JFK files won’t tell this part of the story

We wept for Jackie and we wept for America and we knew that an era had come to a blistering end.

Contact Editor
Jack Engelhard,

Jack Engelhard
Jack Engelhard
צילום: מתוך האתר האישי

Everything happened so fast. First the news that our president John F. Kennedy had been shot. Only shot, not killed, so there was still hope.

Like this --

“Even rational minds presumed that no mere bullet was strong enough to bring down the most powerful man on earth, certainly not this president, so youthful, so handsome and so virile. He still had promises to keep.” – as we have it in the recently republished historical novel “The Days of the Bitter End.”

But our hopes were dashed when Walter Cronkite came back to report, “President Kennedy has died, 1 p.m. central standard time.”

We stayed glued to the TV; those of us at The Bitter End nightspot in Greenwich Village along with Americans everywhere and from that moment on we never stopped watching TV as if otherwise we’d be doomed. What’s next? Had Khrushchev finally delivered on his threat to “bury” us?

Who’s next? Is the rest of the government in immediate danger? Are we all sitting ducks? 

Nobody knew anything but everybody suspected everything. At the moment we did not feel like the most powerful nation on earth, instead, the most vulnerable.


We did not know that the discussion would last forever and that the suspicions would lead to inquiries and to millions of written and spoken words ...
We didn’t even trust the person next to us. Moments earlier we were a happy crowd waiting for Bob Dylan to take the stage. Peter, Paul and Mary had just finished.

Then it flashed that someone named Lee Harvey Oswald had been nabbed and arrested as the assassin. 

As the news of JFK was unbearable and unbelievable, this too was unbelievable. One man? One man could do all this? Three bullets? One bullet? Impossible.

We did not know that the discussion would last forever and that the suspicions would lead to inquiries and to millions of written and spoken words – nor that many years from now, some time in October in the year 2017, President Donald Trump would allow further secrets to be revealed about what really happened.

At the time we only knew this – we had all come to answer JFK’s call to express our creative vigor and to celebrate the glorious days of our youth, like JFK himself. 

We were here to unleash our creative powers and before 1 p.m., but 2 p.m. eastern standard time, I had already sketched out the novel but it was to be mostly about the way we were in the Village, in the 1960s, in nostalgic tribute to a particular time and place. Somehow I knew that this was our last chance at being young and that for one reason or another America would never be young again. 

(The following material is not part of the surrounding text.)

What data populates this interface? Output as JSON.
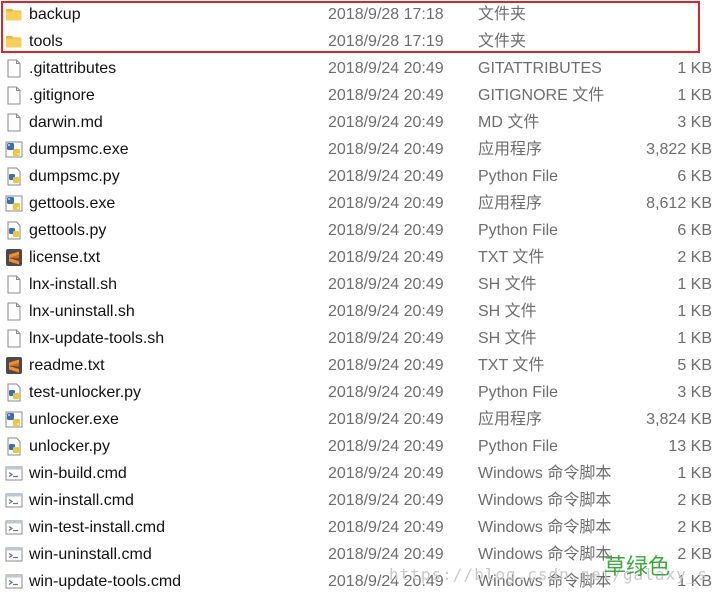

I don’t know why I thought this. But I was right. We were all going to be great at something, mostly music for the rest of my crowd and only writing for me, and in my innocence-lost in that split second of news I knew the voice in the book would have to be changed.

A particular line kept running through my mind but I could not at the moment figure out what it was. Everything was happening so fast.  

Next on TV we saw a blood drenched Jackie on the airplane bitterly watching LBJ sworn in as president. We hated him on the spot.

We wept for Jackie and we wept for America and we knew that an era had come to a blistering end.

Then Oswald himself was shot and killed, by a man named Jack Ruby, all of it clear as day on black and white TV and we wondered if the entire country had gone insane. A week later the leading American columnist of the era, Arthur Krock, surmised that Kennedy himself knew the killer who’d be coming to get him.

I found that out many years later in my research for the book, a nugget that appeared in William Manchester’s “The Glory and the Dream.” 

I put that in my book knowing it would lead to further speculations, though to this day it feels awfully credible and definitive.

I would call my remembrance of things past pertaining to the 1960s “The Days of the Bitter End” and only in the writing did I find the line that escaped me back then while it was all happening. It was a line from King Solomon, and I used it as the theme for the entire book, as follows:

“So remember your Creator in the days of your youth – before the evil days come.”

New York-based bestselling American novelist Jack Engelhard writes regularly for Arutz Sheva. Engelhard wrote the international book-to-movie bestseller “Indecent Proposal” and the ground-breaking inside-journalism thriller “The Bathsheba Deadline.” His latest is “News Anchor Sweetheart.” He is the recipient of the Ben Hecht Award for Literary Excellence. Website: www.jackengelhard.com


 








top